European soccer expert Chris Lierly details Karim Benzema’s bold statement that his club is better off without Cristiano Ronaldo.
In an interview this week, Real Madrid striker Karim Benzema claimed that the departure of Portuguese superstar Cristiano Ronaldo for Juventus last summer will allow him to “play [his] real football.” Benzema would also say that while in the past he had been focused on helping Ronaldo score, he now considers himself “the leader of the attack”.
Benzema’s comments might sound self-aggrandizing, but what does a team that has primarily relied on one forward since 2009 do when that forward leaves? Coincidentally, Benzema also arrived to Real in 2009, so his guess is as good as anyone’s as to what Los Blancos will do in the next few years to make up for a man who scored 44 goals last season.
One option for Real Madrid is to take Benzema’s advice and make him the focal point of their attack.
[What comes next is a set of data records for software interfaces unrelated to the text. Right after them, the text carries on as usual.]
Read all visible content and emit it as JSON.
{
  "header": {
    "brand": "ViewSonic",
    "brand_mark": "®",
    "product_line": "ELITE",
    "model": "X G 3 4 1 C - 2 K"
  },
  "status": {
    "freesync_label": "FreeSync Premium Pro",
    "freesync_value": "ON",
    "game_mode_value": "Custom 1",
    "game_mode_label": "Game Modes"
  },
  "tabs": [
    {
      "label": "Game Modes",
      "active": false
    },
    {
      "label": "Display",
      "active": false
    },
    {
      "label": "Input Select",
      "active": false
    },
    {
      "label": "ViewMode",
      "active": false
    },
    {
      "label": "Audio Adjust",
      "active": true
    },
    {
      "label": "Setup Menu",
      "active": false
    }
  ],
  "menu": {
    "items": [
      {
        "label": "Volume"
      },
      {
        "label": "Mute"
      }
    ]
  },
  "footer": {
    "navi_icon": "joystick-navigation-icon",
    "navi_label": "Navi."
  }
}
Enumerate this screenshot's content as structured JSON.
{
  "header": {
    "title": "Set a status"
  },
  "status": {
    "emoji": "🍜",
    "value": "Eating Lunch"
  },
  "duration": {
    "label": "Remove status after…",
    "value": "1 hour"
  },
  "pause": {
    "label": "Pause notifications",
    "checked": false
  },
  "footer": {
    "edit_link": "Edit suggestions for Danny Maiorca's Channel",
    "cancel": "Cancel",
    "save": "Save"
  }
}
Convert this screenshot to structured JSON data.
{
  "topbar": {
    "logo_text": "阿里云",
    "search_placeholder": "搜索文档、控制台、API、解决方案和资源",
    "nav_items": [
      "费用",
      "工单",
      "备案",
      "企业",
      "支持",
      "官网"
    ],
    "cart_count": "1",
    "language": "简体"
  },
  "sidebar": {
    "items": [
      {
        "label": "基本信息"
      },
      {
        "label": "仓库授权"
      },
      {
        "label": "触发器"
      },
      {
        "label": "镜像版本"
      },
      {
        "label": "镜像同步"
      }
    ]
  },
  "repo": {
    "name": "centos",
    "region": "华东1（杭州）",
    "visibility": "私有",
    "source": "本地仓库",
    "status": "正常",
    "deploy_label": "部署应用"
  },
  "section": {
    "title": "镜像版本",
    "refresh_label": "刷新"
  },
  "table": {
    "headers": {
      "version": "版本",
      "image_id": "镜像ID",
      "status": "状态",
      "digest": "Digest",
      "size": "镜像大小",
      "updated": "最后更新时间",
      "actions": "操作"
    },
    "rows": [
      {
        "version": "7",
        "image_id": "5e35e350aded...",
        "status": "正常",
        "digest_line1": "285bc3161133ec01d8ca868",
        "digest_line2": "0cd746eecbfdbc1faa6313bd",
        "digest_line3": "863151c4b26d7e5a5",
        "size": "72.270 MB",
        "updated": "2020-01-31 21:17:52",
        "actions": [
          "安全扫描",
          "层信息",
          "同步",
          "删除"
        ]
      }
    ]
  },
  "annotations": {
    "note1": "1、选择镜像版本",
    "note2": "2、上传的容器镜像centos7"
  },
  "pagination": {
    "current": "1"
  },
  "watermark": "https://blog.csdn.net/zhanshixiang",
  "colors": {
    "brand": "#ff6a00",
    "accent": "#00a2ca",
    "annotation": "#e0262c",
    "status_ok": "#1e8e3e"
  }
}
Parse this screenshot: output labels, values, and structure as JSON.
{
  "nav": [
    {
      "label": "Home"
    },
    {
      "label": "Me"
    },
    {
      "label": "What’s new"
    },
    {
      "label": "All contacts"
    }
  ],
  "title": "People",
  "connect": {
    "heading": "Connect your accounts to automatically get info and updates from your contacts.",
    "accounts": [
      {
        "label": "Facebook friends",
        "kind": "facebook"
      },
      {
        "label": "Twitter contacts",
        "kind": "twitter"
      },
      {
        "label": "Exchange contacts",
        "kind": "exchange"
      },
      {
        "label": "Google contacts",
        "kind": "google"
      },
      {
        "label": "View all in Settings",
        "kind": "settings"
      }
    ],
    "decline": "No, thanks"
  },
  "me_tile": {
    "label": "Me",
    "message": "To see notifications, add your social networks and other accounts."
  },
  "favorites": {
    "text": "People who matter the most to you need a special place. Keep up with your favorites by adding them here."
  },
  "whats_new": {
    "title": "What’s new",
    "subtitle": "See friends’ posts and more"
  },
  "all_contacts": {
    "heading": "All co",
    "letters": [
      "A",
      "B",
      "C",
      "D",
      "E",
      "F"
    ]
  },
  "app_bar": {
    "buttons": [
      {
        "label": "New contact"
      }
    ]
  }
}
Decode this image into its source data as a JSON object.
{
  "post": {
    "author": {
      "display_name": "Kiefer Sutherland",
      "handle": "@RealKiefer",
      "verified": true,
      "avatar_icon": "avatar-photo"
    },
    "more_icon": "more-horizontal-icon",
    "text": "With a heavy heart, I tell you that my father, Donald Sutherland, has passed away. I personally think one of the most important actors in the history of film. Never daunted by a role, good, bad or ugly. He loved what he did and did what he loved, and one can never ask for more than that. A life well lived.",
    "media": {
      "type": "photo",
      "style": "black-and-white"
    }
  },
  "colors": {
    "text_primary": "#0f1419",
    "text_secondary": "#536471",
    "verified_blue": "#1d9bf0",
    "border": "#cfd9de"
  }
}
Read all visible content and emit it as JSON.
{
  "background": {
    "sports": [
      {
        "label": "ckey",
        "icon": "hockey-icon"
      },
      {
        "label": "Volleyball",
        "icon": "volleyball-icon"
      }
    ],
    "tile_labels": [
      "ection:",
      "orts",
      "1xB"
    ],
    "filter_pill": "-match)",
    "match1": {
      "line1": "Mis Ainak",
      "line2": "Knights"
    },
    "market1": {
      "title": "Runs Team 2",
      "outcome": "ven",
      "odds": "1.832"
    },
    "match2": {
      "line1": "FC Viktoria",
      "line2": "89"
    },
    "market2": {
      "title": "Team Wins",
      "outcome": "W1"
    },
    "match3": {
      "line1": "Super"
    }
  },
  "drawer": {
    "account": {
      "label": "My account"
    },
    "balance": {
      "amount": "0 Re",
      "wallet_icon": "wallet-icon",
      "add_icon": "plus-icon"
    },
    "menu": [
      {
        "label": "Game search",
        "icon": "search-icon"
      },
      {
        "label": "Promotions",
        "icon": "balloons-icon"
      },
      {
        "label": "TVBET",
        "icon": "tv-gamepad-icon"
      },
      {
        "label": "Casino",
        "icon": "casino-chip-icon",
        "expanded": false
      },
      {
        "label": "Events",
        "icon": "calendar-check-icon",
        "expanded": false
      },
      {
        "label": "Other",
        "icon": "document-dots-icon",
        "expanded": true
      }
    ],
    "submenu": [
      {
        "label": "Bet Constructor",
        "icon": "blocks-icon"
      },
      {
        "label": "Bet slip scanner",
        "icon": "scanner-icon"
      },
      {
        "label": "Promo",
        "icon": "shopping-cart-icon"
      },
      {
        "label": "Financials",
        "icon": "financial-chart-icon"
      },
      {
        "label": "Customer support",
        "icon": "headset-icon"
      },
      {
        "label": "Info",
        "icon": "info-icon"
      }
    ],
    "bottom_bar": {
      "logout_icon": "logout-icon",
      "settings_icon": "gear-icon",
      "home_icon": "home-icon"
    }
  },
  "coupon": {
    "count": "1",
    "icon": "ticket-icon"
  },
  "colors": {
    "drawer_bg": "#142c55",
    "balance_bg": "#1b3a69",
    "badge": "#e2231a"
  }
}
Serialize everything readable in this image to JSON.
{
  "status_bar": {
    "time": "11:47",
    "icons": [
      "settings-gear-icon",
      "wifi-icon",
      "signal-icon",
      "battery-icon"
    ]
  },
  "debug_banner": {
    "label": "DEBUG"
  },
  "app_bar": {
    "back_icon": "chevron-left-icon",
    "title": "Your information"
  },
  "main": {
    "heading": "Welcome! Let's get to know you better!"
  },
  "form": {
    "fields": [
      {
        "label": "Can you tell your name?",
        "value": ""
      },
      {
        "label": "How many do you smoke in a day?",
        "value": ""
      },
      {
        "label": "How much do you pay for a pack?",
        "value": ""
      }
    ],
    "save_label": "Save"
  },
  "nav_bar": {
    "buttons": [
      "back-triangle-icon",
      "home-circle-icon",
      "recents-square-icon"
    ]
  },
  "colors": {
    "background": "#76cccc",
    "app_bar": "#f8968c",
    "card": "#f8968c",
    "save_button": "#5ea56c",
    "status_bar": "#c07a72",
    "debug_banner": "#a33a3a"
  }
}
He spent the better part of a decade playing target-man for Ronaldo. He would get open control of a pass just to put the ball at Ronaldo’s goal-happy feet, so it is safe to assume that most of those skills would translate to being a more scoring-focused 9.
In fact, the French striker has scored eleven La Liga goals and four in Champions League play after a slow start to the season. However, there are two problems with making Benzema the focus of the Real attack.
First, he is not a consistent scorer, and even though attacking involves more than scoring, Real need to make up for a massive goal difference in a post-Ronaldo world. Second, he is now 31 years old, and Real need to look at the future.
That future could rest in the hands of a youngster that Benzema mentioned in the same interview, Vinícius Juníor.
Vinícius has sometimes played in Ronaldo’s old position on the left-wing this season and though he has definitely not scored prolifically, he shows incredible potential and has become beloved by many Los Blancos faithful. He is only 18 years old and has appeared in 14 matches for one of the world’s biggest clubs.
He was characterized by ESPN journalist Dermot Corrigan as a “second striker,” which could play to Real Madrid’s advantage were they to pair him with the aging but experienced Benzema. For all we know, Vinícius could rise to superstardom in the next few years while Real go through a few rebuild-lite seasons. However, that seems unlikely. Vinícius is somewhat of a risk because there is not really a system for him to work within right now at Real. He would have to personally prove to the board that he is worth playing rather than buying a new winger from another club.
The third option will likely be how Real solve their problem on the left-wing and relies on the immense amount the club is willing to spend on transfers. Instead of replacing Ronaldo’s scoring with aging stars like Benzema or Gareth Bale, they will likely make a blockbusting transfer from another super-club. Their options are limitless.
Neymar and Kylian Mbappe of Paris Saint-Germain are two likely candidates to become Galacticos, but other stars could end up playing in the Bernabeu as well. From the Premier League, Eden Hazard will likely flee the sinking ship that is Chelsea, and Real looks like the most likely destination.
Also a possibility Harry Kane could finally win a trophy if he ever left Tottenham Hotspur.
Despite all of these possibilities, Real could also take all three. They could keep Benzema to help work new transfers into their rotation.
They could try to convince Vinícius that it would be worth staying and playing under a star winger while he hones his craft, and they could buy any if not two of the four players mentioned.
It will not be easy for Real to make up for letting Ronaldo go, but when they have that much of the Franco family’s money at their disposal, a solution can be bought.